  • UncleArgyle

    As I’ve said before Mark Texeria’s contract will be an albatross by the time his 8 year (8 Year!) contract is up. The Yankees are basically paying 22.5 million a year for Matt Stairs like production. Tex will hit lots of dingers if you give him enough at bats, but don’t expect much more than that. And before everyone freaks out at that comparison:

    Mark Texeria 2011 OPS: 835
    Matt Stairs Career OPS: 832

    Mark Texeria 2011 .248/.341/.494
    Matt Stairs Career .262/.356/.477

    • MattG

      One of the greatest Bill James essays ever is on the subject of Matt Stairs, in the context of ‘Players that could’ve been hall of famers if their circumstances were slightly different.’

      I have it in hardcopy, but it might be on the internets somewhere.

      • UncleArgyle

        I’ve read that! Its a very intresting read. My point isn’t that Matt Stairs sucks, rather, would the Yankees have given Tex 8/180 if they knew he would produce like Matt Stairs…

    • Jumpin’ Jack Swisher (formerly Jorge)

      You should try watching the half of the inning where the other team bats every now and then.

      • UncleArgyle

        So are you implying that solid defense at first base is worth 22.5 million dollars a year? I hear doug mientkiewicz needs a new agent. You should give him a call, give him your pitch.

        • Jumpin’ Jack Swisher (formerly Jorge)

          I actually think no human being on earth is worth 22.5 million dollars a year. Let’s not go there.

          What I am saying is that calling him Matt Stairs not only underestimates his offensive ability, but completely ignores what an amazing first base the man plays.

          Frankly, calling him Doug Mientkiewicz (who I very much like, thank you) might even sell him short as a defender.

          • UncleArgyle

            I agree that Tex is a quality defender, but I was trying to make a point about his offensive production. I should have been more clear. Anyway, you say I’m “underestimating” Tex’s production compared to Stairs. How so? Mark Texeria’s numbers last year were on par or worse than a typical Matt Stairs season.

            • Ted Nelson

              But the Yankees are not paying him for his offensive production in a vacuum. They are paying him for his entire impact on the team. Your comparison to Matt Stairs completely ignores that.
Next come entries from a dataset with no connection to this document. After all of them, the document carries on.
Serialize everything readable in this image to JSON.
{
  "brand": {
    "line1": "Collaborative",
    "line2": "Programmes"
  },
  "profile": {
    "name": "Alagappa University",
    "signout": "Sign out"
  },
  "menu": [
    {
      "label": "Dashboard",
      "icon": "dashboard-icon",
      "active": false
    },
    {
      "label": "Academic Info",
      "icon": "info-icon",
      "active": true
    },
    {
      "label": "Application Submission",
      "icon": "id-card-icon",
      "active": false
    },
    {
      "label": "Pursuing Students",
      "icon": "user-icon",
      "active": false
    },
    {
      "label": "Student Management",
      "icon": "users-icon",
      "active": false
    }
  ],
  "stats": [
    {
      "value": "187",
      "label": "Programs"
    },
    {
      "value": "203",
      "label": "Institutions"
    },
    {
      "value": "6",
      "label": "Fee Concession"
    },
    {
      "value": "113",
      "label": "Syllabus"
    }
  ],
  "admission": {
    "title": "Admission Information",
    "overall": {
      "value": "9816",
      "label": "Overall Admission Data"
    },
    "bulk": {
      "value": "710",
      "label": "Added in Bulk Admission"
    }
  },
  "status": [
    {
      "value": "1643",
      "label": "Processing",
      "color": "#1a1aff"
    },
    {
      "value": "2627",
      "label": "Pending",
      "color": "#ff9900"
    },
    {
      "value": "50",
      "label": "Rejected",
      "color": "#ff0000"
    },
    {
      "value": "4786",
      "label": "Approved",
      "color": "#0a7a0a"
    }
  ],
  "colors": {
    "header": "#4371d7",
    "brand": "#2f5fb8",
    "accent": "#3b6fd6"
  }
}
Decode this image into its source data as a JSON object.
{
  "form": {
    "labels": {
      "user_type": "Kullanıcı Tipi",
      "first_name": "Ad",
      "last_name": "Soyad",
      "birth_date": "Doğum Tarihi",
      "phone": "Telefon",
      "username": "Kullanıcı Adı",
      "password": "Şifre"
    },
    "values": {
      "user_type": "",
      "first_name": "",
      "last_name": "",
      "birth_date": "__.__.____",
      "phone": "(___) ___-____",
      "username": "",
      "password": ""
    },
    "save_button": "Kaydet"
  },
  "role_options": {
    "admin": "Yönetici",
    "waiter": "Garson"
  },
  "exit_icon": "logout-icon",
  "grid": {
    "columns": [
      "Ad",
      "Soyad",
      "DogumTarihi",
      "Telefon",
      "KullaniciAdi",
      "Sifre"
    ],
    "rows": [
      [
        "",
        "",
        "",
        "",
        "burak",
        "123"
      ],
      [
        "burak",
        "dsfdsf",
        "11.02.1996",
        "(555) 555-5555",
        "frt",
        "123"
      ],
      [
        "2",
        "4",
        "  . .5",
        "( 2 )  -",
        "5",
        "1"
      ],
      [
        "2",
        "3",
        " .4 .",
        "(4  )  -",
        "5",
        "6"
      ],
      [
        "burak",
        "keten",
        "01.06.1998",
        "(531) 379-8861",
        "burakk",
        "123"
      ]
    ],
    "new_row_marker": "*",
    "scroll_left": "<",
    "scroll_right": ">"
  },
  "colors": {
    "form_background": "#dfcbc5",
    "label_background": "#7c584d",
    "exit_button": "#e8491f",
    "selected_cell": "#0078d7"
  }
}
              Teixiera’s numbers from last season were not on par with a typical Teixiera season, which is how you’re underestimating him. You are assuming he is incapable of fixing his problems and having a better season.

            • Jumpin’ Jack Swisher (formerly Jorge)

              Tex, in many offensive categories, had a bad season last year. That does not suddenly make his entire body of work comparable to Matt Stairs.

  • bankers hours

    Tex was brutal this year hitting below 230 from the left side and blocking an MVP run by Cano by hogging the 3 hole that is the position for the teams best hitter who obviously was Cano. His contract kept him in the 3 hole and all the Yankee announcers coddled him all year long. Not only did he stink all year he only hits poor pitching. His stats against Boston and in the playoffs have been brutal, he hits under 170 in these pressure situations. I’m so tired of hearing about his glove, Doug Meinkevicz had a great glove and he wasn’t worth 23m per year. He’s Don Baylor offensively and should be hitting anywhere from 5th to 7th. Ever wonder if he was a juicer, his stats have consistantly declined since PED’s have been tested. Arod gets crusified, and sometimes justifiably so, and Tex always gets a pass and frankly I’m sick of it.

  • shimig

    at what point does it become worth i do simply drop the switch hitting and hit righty permanently? i mean, a difference between a 410 and 338 woba is huge

  • hawaii dave

    Tex has been my whipping boy all season, mostly due to his poor production in meaningful at bats. As a great athlete, I have complete faith in Tex to change the things he tries to change. I suppose waiting to the off season is a benefit of the doubt. I won’t believe it till I see it, mostly due to a common sense concept that if he wanted to change it, (the pulling every pitch) we would have seen it already. But I’ll wonder all winter will he really put the focus and effort into changing.